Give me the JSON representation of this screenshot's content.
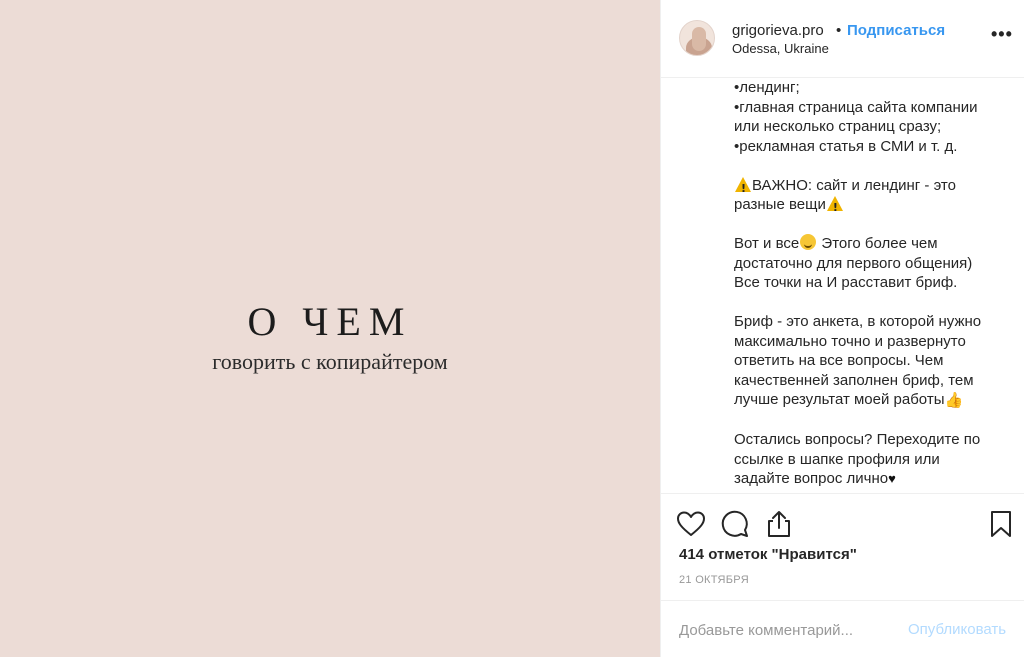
{
  "post": {
    "title": "О ЧЕМ",
    "subtitle": "говорить с копирайтером",
    "background": "#ecdcd6"
  },
  "header": {
    "username": "grigorieva.pro",
    "separator": "•",
    "follow_label": "Подписаться",
    "location": "Odessa, Ukraine",
    "more_icon": "more-horizontal-icon",
    "more_label": "•••"
  },
  "caption": {
    "p1": [
      "•лендинг;",
      "•главная страница сайта компании",
      "или несколько страниц сразу;",
      "•рекламная статья в СМИ и т. д."
    ],
    "p2": {
      "a": "ВАЖНО: сайт и лендинг - это",
      "b": "разные вещи"
    },
    "p3": {
      "a": "Вот и все",
      "b": " Этого более чем",
      "c": "достаточно для первого общения)",
      "d": "Все точки на И расставит бриф."
    },
    "p4": {
      "a": "Бриф - это анкета, в которой нужно",
      "b": "максимально точно и развернуто",
      "c": "ответить на все вопросы. Чем",
      "d": "качественней заполнен бриф, тем",
      "e": "лучше результат моей работы"
    },
    "p5": {
      "a": "Остались вопросы? Переходите по",
      "b": "ссылке в шапке профиля или",
      "c": "задайте вопрос лично"
    },
    "thumb_emoji": "👍",
    "heart_emoji": "♥"
  },
  "actions": {
    "likes": "414 отметок \"Нравится\"",
    "date": "21 ОКТЯБРЯ",
    "icons": [
      "heart-icon",
      "comment-icon",
      "share-icon",
      "bookmark-icon"
    ]
  },
  "comment": {
    "placeholder": "Добавьте комментарий...",
    "publish_label": "Опубликовать"
  },
  "colors": {
    "accent": "#3897f0",
    "publish_disabled": "#b3dbff",
    "muted": "#999999"
  }
}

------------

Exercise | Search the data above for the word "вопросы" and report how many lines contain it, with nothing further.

Solution below | 2